Transparency insists on clarity of roles and responsibilities. This includes training — whether for early career researchers or for editors and other publishing staff involved in peer reviewer selection and review mediation. No one can do a good job without a clear understanding of what, why, and how they’re meant to be doing it. Ensuring that training is available to all, irrespective of career stage, geography, discipline, organization type, gender, and more is critical to ensuring diversity in peer review. And clearly defined roles and responsibilities help authors and readers too — they have a right to know how reviewers are selected and what, exactly, they are being asked to evaluate. Transparency also allows for a fuller understanding of the labor involved in peer review — on the part of the reviewer, the editor, and also the other staff who manage the process. Whether one agrees with Tim Vines that there has been “A Curious Blindness” in peer review experiments and initiatives, it’s not hard to see that a full appreciation of the way that peer review is managed benefits everyone involved.
Transparency allows for full credit to the participants in peer review — both individually and collectively. At the individual level, this does not mean the revelation of each reviewer for each paper or essay reviewed, but rather a system whereby reviewers’ labors are openly recognized by the publication and can be claimed by the reviewer. More than a credential awarded for participation as a review, transparency allows reviewers to accrue a vital benefit: participation in a community of researchers. Collectively, it is also critical that organizations understand — and support — the amount of time their researchers spend on peer review activities of every sort. The Publons survey estimates that 13.7 million reviews were provided in 2017 for journal articles alone. Add to that the many other types of review contributions made by researchers, and you can understand why the survey also found that 84.8% of respondents believe that these contributions should be both required and recognized by their institutions; and that 83% believe that greater recognition and career incentives for peer review would have a positive effect.
It’s also clear that the opportunity to participate in the peer review process — and gain this recognition — must be equally, and transparently, available to all. This is not the case at present. Per the Publons survey, reviewers are more likely to be from established regions (68.1% of reviewers, 96.1% of editors!) and (probably) male (45% versus 22% female — the remainder are unknown), giving this demographic an unfair advantage.
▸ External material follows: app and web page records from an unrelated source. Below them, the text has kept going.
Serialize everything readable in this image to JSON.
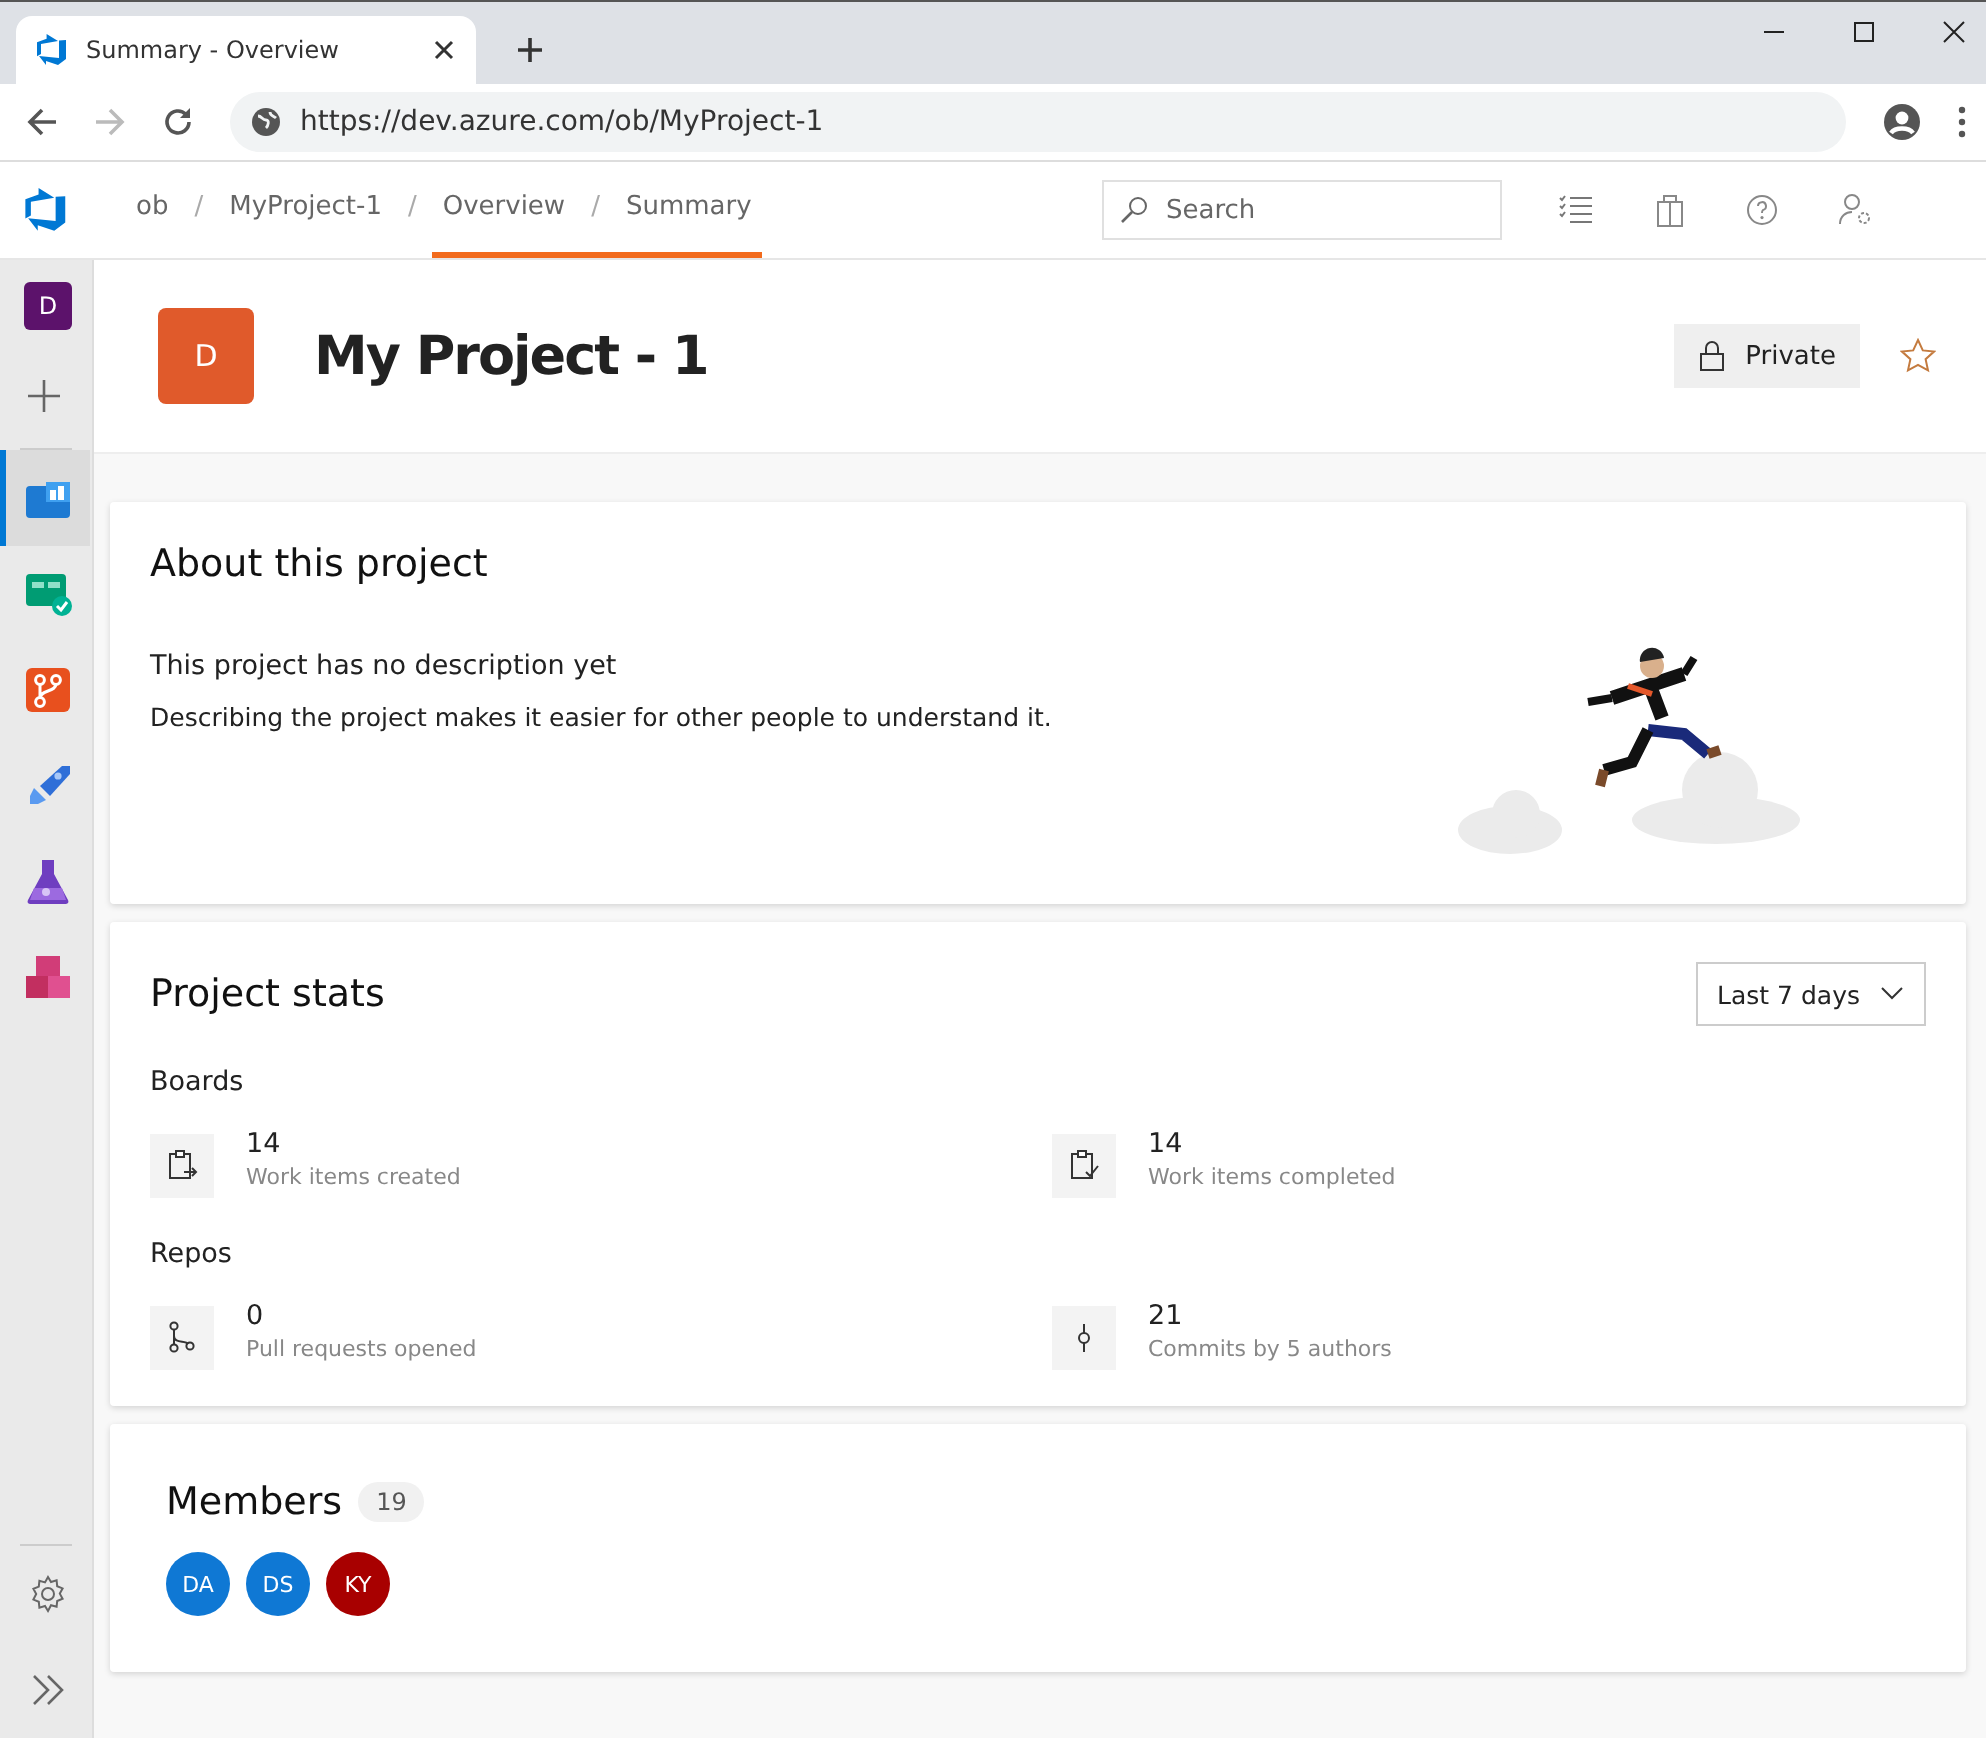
{
  "browser": {
    "tab_title": "Summary - Overview",
    "url": "https://dev.azure.com/ob/MyProject-1"
  },
  "breadcrumb": [
    {
      "label": "ob",
      "separator": "/",
      "selected": false
    },
    {
      "label": "MyProject-1",
      "separator": "/",
      "selected": false
    },
    {
      "label": "Overview",
      "separator": "/",
      "selected": true
    },
    {
      "label": "Summary",
      "selected": true
    }
  ],
  "search": {
    "placeholder": "Search"
  },
  "sidebar": {
    "items": [
      {
        "kind": "org",
        "label": "D",
        "selected": false
      },
      {
        "kind": "add",
        "selected": false
      },
      {
        "kind": "overview",
        "selected": true
      },
      {
        "kind": "boards",
        "selected": false
      },
      {
        "kind": "repos",
        "selected": false
      },
      {
        "kind": "pipelines",
        "selected": false
      },
      {
        "kind": "testplans",
        "selected": false
      },
      {
        "kind": "artifacts",
        "selected": false
      }
    ],
    "footer": [
      {
        "kind": "settings"
      },
      {
        "kind": "expand"
      }
    ]
  },
  "project": {
    "avatar": "D",
    "name": "My Project - 1",
    "visibility": "Private",
    "favorite": false
  },
  "about": {
    "title": "About this project",
    "subtitle": "This project has no description yet",
    "text": "Describing the project makes it easier for other people to understand it."
  },
  "stats": {
    "title": "Project stats",
    "period": "Last 7 days",
    "sections": [
      {
        "title": "Boards",
        "items": [
          {
            "kind": "created",
            "value": "14",
            "label": "Work items created"
          },
          {
            "kind": "completed",
            "value": "14",
            "label": "Work items completed"
          }
        ]
      },
      {
        "title": "Repos",
        "items": [
          {
            "kind": "pullrequest",
            "value": "0",
            "label": "Pull requests opened"
          },
          {
            "kind": "commit",
            "value": "21",
            "label": "Commits by 5 authors"
          }
        ]
      }
    ]
  },
  "members": {
    "title": "Members",
    "count": "19",
    "avatars": [
      {
        "initials": "DA",
        "color": "#0f78d4"
      },
      {
        "initials": "DS",
        "color": "#0f78d4"
      },
      {
        "initials": "KY",
        "color": "#a80000"
      }
    ]
  }
}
However, it is also resulting in researchers from established regions taking longer to complete their review (16.4 days compared with 15.1 for reviewers from emerging regions) — and being less likely to complete the review at all (49.5% compared with 56.6% completed). Improved clarity at every level, with a goal of diversity and inclusion, would benefit all — increasing the reviewer pool, and spreading the burden as well as creating a level playing field.
Increasing the “biodiversity” of the peer review ecosystem is essential to ensuring its future health. Achieving this requires shining a light on the lack of diversity and inclusion in peer review today, and using all the tools at our disposal — data gathering and analysis, training and other forms of institutional support, improved opportunities for credit and recognition — to identify and address bias, and to create the inclusive, diverse peer review we want and need. Transparency in peer review, as in so many aspects of scholarly communications, is the key.